On a 2013 visit to Shawnee National Forest in southern Illinois, I came across this gem at a crossroads near the Pomona Natural Bridge. Finding the photos again, I was curious about what this building had been and when it closed for good.
It’s the Pomona General Store, and even the New York Times published an article about it.
At an Illinois Country Store, Nostalgia Sells Best
July 15, 1987
The store was built in 1876 when Pomona, about 15 miles southwest of Carbondale near the southern tip of Illinois, was a railroad town with more than 500 residents and a shipping point for produce.
The original wooden store burned down in 1915. A rebuilt store burned in 1917, and a brick store was built the same year to replace it.
I dug around newspapers.com and found a little of the store’s most recent history starting with the 1970s, when media mentions picked up. Over the next couple of decades, the store changed hands a few times. It also attracted attention as a relic — an old-school general store in an era of big box stores. For years it seemed to be a center of Pomona community. Even after it closed, its location was used for community events like bake sales.

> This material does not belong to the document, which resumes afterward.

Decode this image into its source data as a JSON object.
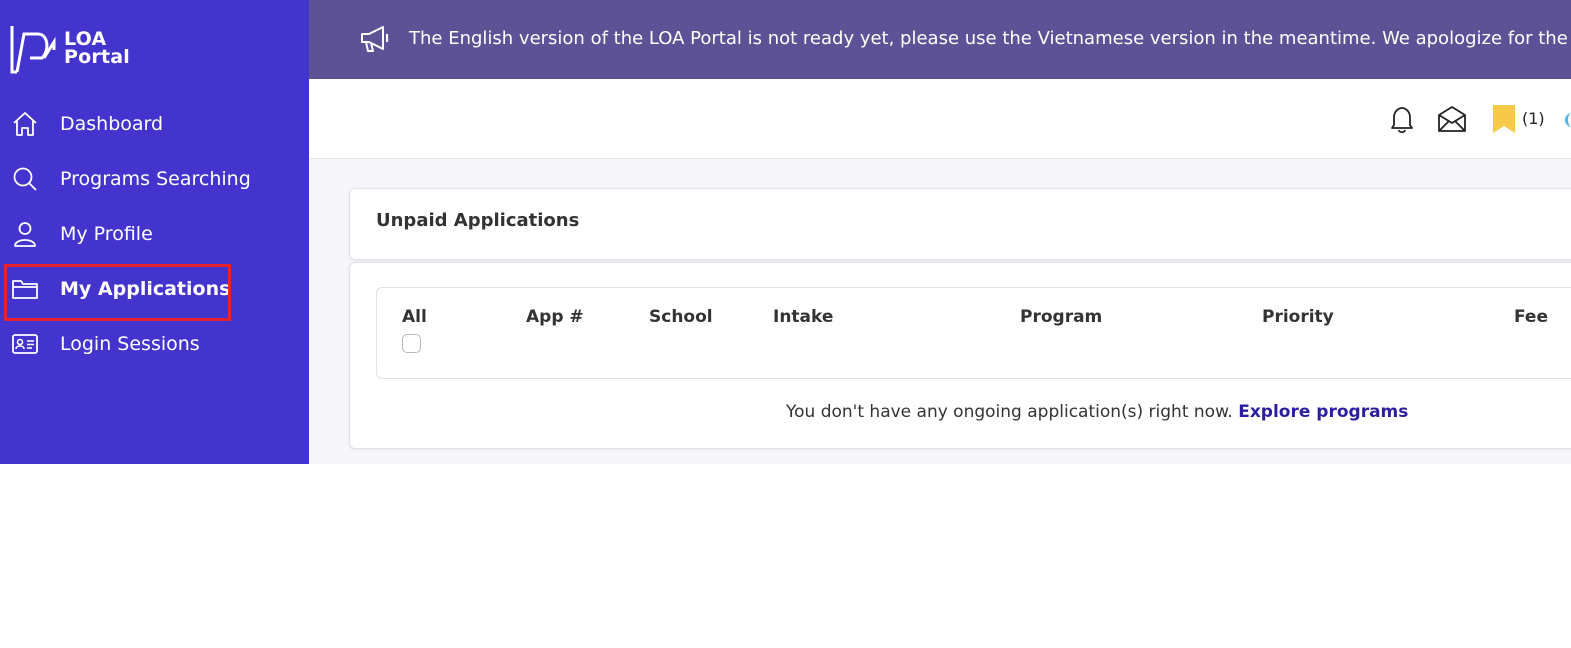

A few people have mentioned surprise the gas pump was in place (as of 2013) as they are “very collectible.” I found a photo from 2022 that shows the pump still there. Perhaps the Pomona community keeps a watchful eye on it.
The store must have closed between 2000 and 2002. Over the next decade or so, it deteriorated more than I would have expected. I’m reminded of what I saw of the TV series “Life After People,” which speculated how plants, wildlife, and other forces would eat away at the infrastructure and buildings humans have wrought after they were no longer maintained.
I imagine someday in Pomona the ivy will finally take over the store, and time will erase the memories.